(Task to carry out): Your task is to reproduce the entries below word for word.
======== Given information ========
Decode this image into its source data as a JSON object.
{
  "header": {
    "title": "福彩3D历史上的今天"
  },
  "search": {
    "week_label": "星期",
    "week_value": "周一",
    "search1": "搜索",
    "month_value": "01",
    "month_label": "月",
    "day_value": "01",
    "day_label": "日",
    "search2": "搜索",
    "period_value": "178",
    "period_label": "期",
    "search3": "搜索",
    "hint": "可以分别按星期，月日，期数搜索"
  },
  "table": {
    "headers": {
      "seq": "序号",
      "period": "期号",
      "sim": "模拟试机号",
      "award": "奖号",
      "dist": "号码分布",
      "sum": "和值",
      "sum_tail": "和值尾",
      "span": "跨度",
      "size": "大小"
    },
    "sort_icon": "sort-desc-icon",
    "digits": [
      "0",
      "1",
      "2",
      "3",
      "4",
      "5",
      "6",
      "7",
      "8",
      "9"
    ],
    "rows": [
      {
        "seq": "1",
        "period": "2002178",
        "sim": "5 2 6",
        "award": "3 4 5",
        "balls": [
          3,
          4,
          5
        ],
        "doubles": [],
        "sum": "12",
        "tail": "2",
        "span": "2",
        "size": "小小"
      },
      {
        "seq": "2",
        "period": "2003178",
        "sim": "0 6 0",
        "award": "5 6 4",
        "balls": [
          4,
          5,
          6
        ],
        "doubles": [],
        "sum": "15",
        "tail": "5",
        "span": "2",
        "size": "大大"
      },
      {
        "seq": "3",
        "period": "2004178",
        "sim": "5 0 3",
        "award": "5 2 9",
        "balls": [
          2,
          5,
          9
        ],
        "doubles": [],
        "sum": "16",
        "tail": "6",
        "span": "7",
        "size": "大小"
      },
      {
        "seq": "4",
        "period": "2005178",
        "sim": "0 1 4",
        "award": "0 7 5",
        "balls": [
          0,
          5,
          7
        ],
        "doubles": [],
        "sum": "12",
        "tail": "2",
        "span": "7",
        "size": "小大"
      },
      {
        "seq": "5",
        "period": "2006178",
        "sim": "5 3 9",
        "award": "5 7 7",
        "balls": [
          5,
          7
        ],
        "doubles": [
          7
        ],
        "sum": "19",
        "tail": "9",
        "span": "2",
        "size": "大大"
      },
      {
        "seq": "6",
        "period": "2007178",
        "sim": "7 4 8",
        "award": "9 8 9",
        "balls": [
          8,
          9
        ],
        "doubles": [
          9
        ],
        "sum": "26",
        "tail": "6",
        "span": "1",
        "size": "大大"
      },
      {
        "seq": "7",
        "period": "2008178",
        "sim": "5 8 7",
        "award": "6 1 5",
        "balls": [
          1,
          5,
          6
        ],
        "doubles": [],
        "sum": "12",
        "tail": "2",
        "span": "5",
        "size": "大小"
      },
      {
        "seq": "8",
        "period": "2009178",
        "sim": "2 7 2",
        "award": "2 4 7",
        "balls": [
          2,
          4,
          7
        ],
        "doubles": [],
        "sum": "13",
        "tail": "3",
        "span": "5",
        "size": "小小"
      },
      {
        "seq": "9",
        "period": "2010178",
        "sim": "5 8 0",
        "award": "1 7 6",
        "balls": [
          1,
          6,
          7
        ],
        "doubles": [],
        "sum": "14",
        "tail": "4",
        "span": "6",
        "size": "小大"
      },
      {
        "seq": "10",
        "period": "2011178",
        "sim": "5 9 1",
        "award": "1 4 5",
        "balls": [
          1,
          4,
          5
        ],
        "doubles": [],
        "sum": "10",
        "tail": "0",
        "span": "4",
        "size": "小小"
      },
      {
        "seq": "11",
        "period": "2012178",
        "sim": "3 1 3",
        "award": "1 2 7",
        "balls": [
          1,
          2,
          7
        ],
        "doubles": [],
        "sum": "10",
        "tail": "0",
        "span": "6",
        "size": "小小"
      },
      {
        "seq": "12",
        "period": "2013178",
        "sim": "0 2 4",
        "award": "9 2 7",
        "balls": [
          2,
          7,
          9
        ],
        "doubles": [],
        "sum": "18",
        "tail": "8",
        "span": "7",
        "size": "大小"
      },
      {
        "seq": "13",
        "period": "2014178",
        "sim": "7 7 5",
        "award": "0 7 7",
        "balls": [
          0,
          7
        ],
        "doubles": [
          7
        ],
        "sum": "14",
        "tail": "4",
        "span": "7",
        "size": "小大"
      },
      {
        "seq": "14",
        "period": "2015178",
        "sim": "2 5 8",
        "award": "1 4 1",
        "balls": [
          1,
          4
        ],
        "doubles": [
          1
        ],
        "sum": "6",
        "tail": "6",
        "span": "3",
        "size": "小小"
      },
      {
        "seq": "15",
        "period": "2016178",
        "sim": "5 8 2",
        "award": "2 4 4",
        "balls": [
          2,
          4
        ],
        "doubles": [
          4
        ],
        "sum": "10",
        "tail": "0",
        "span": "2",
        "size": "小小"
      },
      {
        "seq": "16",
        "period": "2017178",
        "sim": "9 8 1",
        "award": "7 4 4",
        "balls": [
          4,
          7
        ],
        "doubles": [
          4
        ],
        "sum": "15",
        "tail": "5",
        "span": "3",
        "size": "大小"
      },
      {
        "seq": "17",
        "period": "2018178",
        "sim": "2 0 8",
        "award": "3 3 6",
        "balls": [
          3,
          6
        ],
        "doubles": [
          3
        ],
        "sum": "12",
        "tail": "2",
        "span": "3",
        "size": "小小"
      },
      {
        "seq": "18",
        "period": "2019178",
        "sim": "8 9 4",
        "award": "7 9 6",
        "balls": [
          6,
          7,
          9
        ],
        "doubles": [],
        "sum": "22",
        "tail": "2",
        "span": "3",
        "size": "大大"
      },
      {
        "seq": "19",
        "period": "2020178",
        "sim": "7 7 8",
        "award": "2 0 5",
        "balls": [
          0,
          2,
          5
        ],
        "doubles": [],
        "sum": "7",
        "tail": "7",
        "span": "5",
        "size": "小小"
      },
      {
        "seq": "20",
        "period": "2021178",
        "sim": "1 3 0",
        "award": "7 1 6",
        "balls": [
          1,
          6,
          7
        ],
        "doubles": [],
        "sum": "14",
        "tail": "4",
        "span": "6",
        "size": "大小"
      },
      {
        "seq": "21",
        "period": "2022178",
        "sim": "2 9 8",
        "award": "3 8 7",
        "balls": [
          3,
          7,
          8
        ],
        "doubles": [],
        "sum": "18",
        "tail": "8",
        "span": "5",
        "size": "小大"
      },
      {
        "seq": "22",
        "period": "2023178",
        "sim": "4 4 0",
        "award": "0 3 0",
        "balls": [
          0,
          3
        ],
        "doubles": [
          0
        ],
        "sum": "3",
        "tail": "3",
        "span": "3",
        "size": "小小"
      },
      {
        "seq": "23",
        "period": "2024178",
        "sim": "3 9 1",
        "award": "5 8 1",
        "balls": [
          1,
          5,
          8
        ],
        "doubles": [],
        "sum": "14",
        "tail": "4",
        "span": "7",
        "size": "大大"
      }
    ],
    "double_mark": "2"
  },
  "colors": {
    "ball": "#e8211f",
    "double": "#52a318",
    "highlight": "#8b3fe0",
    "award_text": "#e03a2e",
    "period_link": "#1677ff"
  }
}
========
(Written response):
Decode this image into its source data as a JSON object.
{
  "header": {
    "title": "福彩3D历史上的今天"
  },
  "search": {
    "week_label": "星期",
    "week_value": "周一",
    "search1": "搜索",
    "month_value": "01",
    "month_label": "月",
    "day_value": "01",
    "day_label": "日",
    "search2": "搜索",
    "period_value": "178",
    "period_label": "期",
    "search3": "搜索",
    "hint": "可以分别按星期，月日，期数搜索"
  },
  "table": {
    "headers": {
      "seq": "序号",
      "period": "期号",
      "sim": "模拟试机号",
      "award": "奖号",
      "dist": "号码分布",
      "sum": "和值",
      "sum_tail": "和值尾",
      "span": "跨度",
      "size": "大小"
    },
    "sort_icon": "sort-desc-icon",
    "digits": [
      "0",
      "1",
      "2",
      "3",
      "4",
      "5",
      "6",
      "7",
      "8",
      "9"
    ],
    "rows": [
      {
        "seq": "1",
        "period": "2002178",
        "sim": "5 2 6",
        "award": "3 4 5",
        "balls": [
          3,
          4,
          5
        ],
        "doubles": [],
        "sum": "12",
        "tail": "2",
        "span": "2",
        "size": "小小"
      },
      {
        "seq": "2",
        "period": "2003178",
        "sim": "0 6 0",
        "award": "5 6 4",
        "balls": [
          4,
          5,
          6
        ],
        "doubles": [],
        "sum": "15",
        "tail": "5",
        "span": "2",
        "size": "大大"
      },
      {
        "seq": "3",
        "period": "2004178",
        "sim": "5 0 3",
        "award": "5 2 9",
        "balls": [
          2,
          5,
          9
        ],
        "doubles": [],
        "sum": "16",
        "tail": "6",
        "span": "7",
        "size": "大小"
      },
      {
        "seq": "4",
        "period": "2005178",
        "sim": "0 1 4",
        "award": "0 7 5",
        "balls": [
          0,
          5,
          7
        ],
        "doubles": [],
        "sum": "12",
        "tail": "2",
        "span": "7",
        "size": "小大"
      },
      {
        "seq": "5",
        "period": "2006178",
        "sim": "5 3 9",
        "award": "5 7 7",
        "balls": [
          5,
          7
        ],
        "doubles": [
          7
        ],
        "sum": "19",
        "tail": "9",
        "span": "2",
        "size": "大大"
      },
      {
        "seq": "6",
        "period": "2007178",
        "sim": "7 4 8",
        "award": "9 8 9",
        "balls": [
          8,
          9
        ],
        "doubles": [
          9
        ],
        "sum": "26",
        "tail": "6",
        "span": "1",
        "size": "大大"
      },
      {
        "seq": "7",
        "period": "2008178",
        "sim": "5 8 7",
        "award": "6 1 5",
        "balls": [
          1,
          5,
          6
        ],
        "doubles": [],
        "sum": "12",
        "tail": "2",
        "span": "5",
        "size": "大小"
      },
      {
        "seq": "8",
        "period": "2009178",
        "sim": "2 7 2",
        "award": "2 4 7",
        "balls": [
          2,
          4,
          7
        ],
        "doubles": [],
        "sum": "13",
        "tail": "3",
        "span": "5",
        "size": "小小"
      },
      {
        "seq": "9",
        "period": "2010178",
        "sim": "5 8 0",
        "award": "1 7 6",
        "balls": [
          1,
          6,
          7
        ],
        "doubles": [],
        "sum": "14",
        "tail": "4",
        "span": "6",
        "size": "小大"
      },
      {
        "seq": "10",
        "period": "2011178",
        "sim": "5 9 1",
        "award": "1 4 5",
        "balls": [
          1,
          4,
          5
        ],
        "doubles": [],
        "sum": "10",
        "tail": "0",
        "span": "4",
        "size": "小小"
      },
      {
        "seq": "11",
        "period": "2012178",
        "sim": "3 1 3",
        "award": "1 2 7",
        "balls": [
          1,
          2,
          7
        ],
        "doubles": [],
        "sum": "10",
        "tail": "0",
        "span": "6",
        "size": "小小"
      },
      {
        "seq": "12",
        "period": "2013178",
        "sim": "0 2 4",
        "award": "9 2 7",
        "balls": [
          2,
          7,
          9
        ],
        "doubles": [],
        "sum": "18",
        "tail": "8",
        "span": "7",
        "size": "大小"
      },
      {
        "seq": "13",
        "period": "2014178",
        "sim": "7 7 5",
        "award": "0 7 7",
        "balls": [
          0,
          7
        ],
        "doubles": [
          7
        ],
        "sum": "14",
        "tail": "4",
        "span": "7",
        "size": "小大"
      },
      {
        "seq": "14",
        "period": "2015178",
        "sim": "2 5 8",
        "award": "1 4 1",
        "balls": [
          1,
          4
        ],
        "doubles": [
          1
        ],
        "sum": "6",
        "tail": "6",
        "span": "3",
        "size": "小小"
      },
      {
        "seq": "15",
        "period": "2016178",
        "sim": "5 8 2",
        "award": "2 4 4",
        "balls": [
          2,
          4
        ],
        "doubles": [
          4
        ],
        "sum": "10",
        "tail": "0",
        "span": "2",
        "size": "小小"
      },
      {
        "seq": "16",
        "period": "2017178",
        "sim": "9 8 1",
        "award": "7 4 4",
        "balls": [
          4,
          7
        ],
        "doubles": [
          4
        ],
        "sum": "15",
        "tail": "5",
        "span": "3",
        "size": "大小"
      },
      {
        "seq": "17",
        "period": "2018178",
        "sim": "2 0 8",
        "award": "3 3 6",
        "balls": [
          3,
          6
        ],
        "doubles": [
          3
        ],
        "sum": "12",
        "tail": "2",
        "span": "3",
        "size": "小小"
      },
      {
        "seq": "18",
        "period": "2019178",
        "sim": "8 9 4",
        "award": "7 9 6",
        "balls": [
          6,
          7,
          9
        ],
        "doubles": [],
        "sum": "22",
        "tail": "2",
        "span": "3",
        "size": "大大"
      },
      {
        "seq": "19",
        "period": "2020178",
        "sim": "7 7 8",
        "award": "2 0 5",
        "balls": [
          0,
          2,
          5
        ],
        "doubles": [],
        "sum": "7",
        "tail": "7",
        "span": "5",
        "size": "小小"
      },
      {
        "seq": "20",
        "period": "2021178",
        "sim": "1 3 0",
        "award": "7 1 6",
        "balls": [
          1,
          6,
          7
        ],
        "doubles": [],
        "sum": "14",
        "tail": "4",
        "span": "6",
        "size": "大小"
      },
      {
        "seq": "21",
        "period": "2022178",
        "sim": "2 9 8",
        "award": "3 8 7",
        "balls": [
          3,
          7,
          8
        ],
        "doubles": [],
        "sum": "18",
        "tail": "8",
        "span": "5",
        "size": "小大"
      },
      {
        "seq": "22",
        "period": "2023178",
        "sim": "4 4 0",
        "award": "0 3 0",
        "balls": [
          0,
          3
        ],
        "doubles": [
          0
        ],
        "sum": "3",
        "tail": "3",
        "span": "3",
        "size": "小小"
      },
      {
        "seq": "23",
        "period": "2024178",
        "sim": "3 9 1",
        "award": "5 8 1",
        "balls": [
          1,
          5,
          8
        ],
        "doubles": [],
        "sum": "14",
        "tail": "4",
        "span": "7",
        "size": "大大"
      }
    ],
    "double_mark": "2"
  },
  "colors": {
    "ball": "#e8211f",
    "double": "#52a318",
    "highlight": "#8b3fe0",
    "award_text": "#e03a2e",
    "period_link": "#1677ff"
  }
}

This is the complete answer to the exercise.